→ **EXERCISE INSTRUCTIONS**: Pull each line holding the word "Used" from the data.

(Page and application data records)
= Beginning of Section =

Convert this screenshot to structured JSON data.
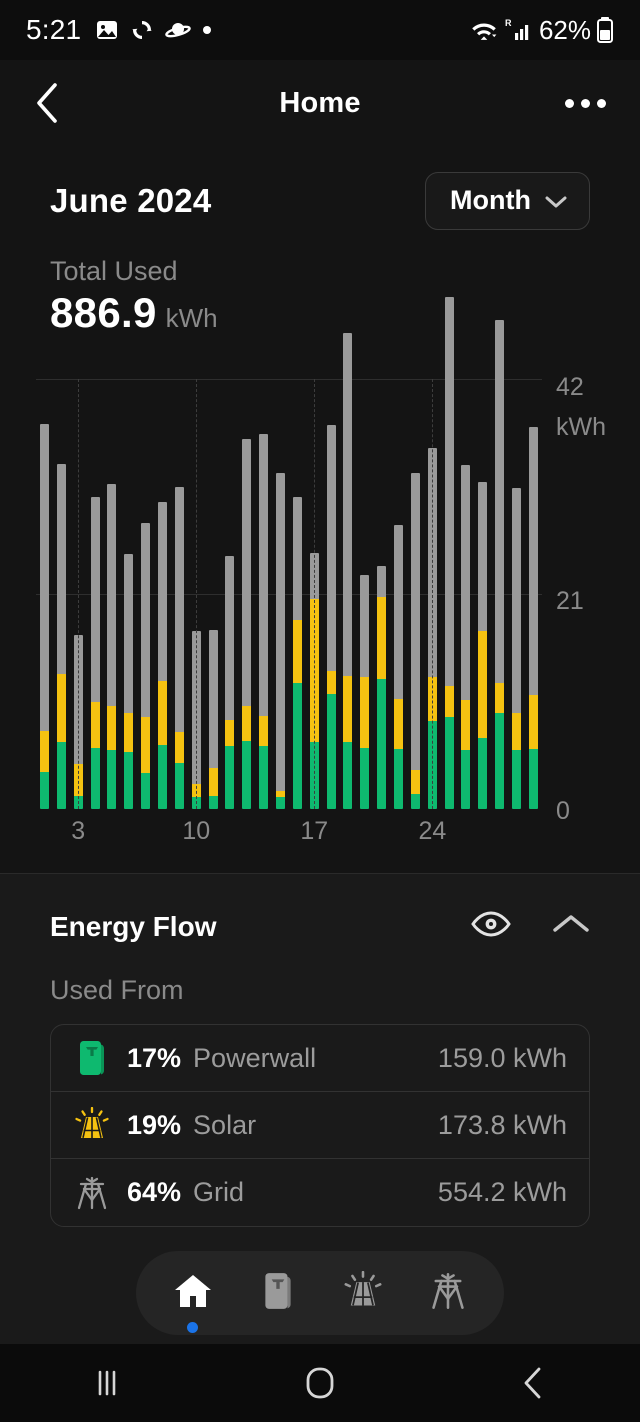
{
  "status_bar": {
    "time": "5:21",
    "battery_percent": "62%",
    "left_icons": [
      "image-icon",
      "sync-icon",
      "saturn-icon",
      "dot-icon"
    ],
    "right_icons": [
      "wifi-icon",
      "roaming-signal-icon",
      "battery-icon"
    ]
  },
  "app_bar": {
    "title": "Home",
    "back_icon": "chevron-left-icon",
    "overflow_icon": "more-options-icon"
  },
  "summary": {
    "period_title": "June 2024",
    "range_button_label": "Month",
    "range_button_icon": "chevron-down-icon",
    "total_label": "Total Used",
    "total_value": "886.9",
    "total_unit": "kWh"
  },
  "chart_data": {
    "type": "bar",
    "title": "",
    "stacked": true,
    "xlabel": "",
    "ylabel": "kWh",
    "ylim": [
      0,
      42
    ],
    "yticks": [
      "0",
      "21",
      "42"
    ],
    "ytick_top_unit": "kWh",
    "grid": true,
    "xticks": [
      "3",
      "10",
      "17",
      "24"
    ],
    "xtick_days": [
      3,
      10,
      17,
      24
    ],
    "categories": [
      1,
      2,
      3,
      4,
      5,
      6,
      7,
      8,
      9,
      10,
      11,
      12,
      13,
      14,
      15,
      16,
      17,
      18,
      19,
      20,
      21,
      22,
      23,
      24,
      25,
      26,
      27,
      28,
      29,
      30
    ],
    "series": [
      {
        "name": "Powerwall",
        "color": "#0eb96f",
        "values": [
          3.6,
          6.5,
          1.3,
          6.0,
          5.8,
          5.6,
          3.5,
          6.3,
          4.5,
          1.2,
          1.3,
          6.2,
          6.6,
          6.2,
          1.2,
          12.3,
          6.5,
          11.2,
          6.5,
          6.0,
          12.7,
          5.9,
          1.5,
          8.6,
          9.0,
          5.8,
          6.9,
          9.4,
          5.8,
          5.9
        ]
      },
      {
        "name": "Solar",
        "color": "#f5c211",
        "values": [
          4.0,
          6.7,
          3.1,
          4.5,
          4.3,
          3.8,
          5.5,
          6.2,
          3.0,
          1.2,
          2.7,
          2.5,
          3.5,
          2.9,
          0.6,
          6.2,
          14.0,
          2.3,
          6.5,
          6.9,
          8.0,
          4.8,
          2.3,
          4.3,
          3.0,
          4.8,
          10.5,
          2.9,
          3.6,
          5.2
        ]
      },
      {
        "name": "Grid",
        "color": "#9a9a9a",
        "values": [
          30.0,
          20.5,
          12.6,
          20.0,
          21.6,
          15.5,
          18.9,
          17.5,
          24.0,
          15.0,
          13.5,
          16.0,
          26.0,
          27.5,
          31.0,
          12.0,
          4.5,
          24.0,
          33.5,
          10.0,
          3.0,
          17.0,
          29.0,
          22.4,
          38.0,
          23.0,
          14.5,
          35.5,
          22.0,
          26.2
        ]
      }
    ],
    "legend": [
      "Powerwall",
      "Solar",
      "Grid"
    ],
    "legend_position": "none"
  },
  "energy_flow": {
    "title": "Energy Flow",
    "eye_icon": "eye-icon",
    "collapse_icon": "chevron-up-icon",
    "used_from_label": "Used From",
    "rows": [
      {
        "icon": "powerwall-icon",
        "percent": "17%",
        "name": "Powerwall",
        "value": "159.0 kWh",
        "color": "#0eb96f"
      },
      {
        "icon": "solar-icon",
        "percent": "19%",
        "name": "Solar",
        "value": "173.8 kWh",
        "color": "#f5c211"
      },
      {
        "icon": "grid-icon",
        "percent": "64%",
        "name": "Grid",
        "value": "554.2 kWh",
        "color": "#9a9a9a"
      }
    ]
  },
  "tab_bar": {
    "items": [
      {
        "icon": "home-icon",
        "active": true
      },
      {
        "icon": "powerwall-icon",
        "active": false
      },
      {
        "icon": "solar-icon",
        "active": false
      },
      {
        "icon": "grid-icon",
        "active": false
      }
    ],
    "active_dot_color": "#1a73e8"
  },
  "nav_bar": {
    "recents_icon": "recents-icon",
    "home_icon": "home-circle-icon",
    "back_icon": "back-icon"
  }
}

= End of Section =
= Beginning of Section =

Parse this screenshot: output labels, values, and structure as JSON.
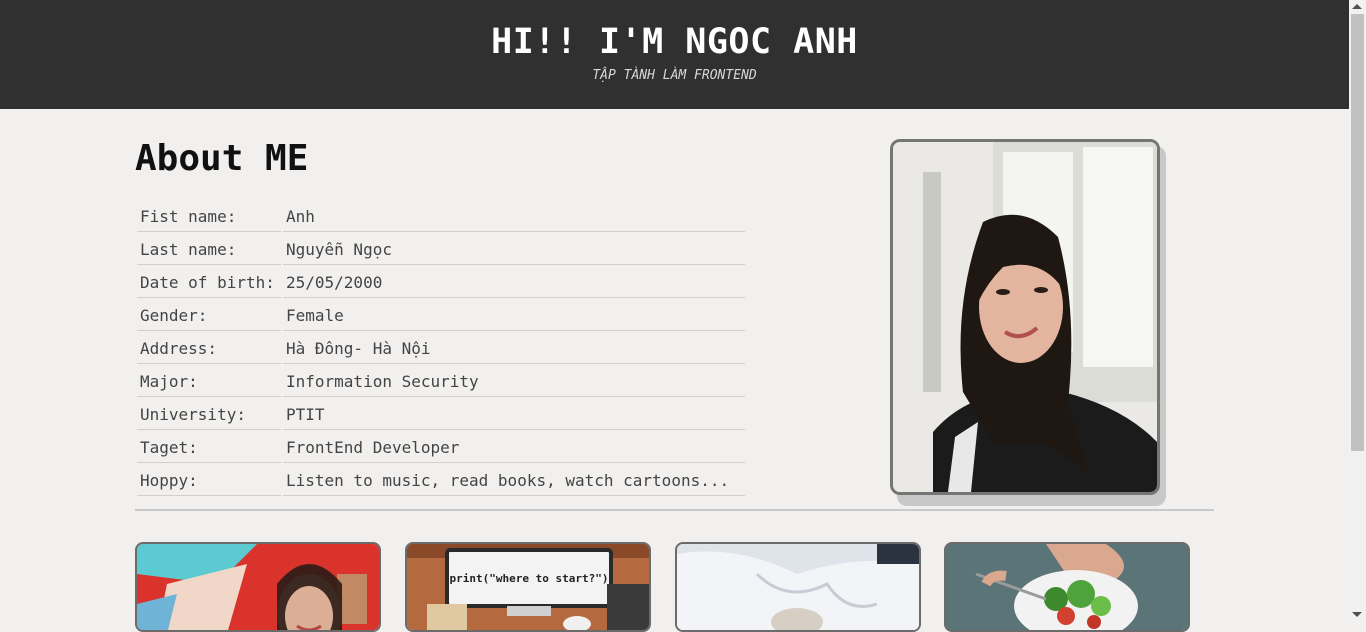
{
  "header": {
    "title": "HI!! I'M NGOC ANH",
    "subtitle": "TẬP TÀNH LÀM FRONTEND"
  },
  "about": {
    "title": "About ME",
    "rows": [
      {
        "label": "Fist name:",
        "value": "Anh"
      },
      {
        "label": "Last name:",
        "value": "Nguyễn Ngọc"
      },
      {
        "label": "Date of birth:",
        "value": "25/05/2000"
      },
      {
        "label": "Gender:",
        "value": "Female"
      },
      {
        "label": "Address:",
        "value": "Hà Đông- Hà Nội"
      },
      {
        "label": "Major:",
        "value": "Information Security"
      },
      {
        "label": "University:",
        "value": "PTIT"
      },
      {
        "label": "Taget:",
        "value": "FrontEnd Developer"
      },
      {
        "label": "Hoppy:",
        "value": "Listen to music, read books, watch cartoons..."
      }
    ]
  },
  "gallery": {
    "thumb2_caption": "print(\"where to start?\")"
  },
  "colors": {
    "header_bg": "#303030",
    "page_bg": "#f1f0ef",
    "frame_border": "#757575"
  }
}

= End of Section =

→ **REPLY TO THE TASK**:
    "total_label": "Total Used",
    "used_from_label": "Used From",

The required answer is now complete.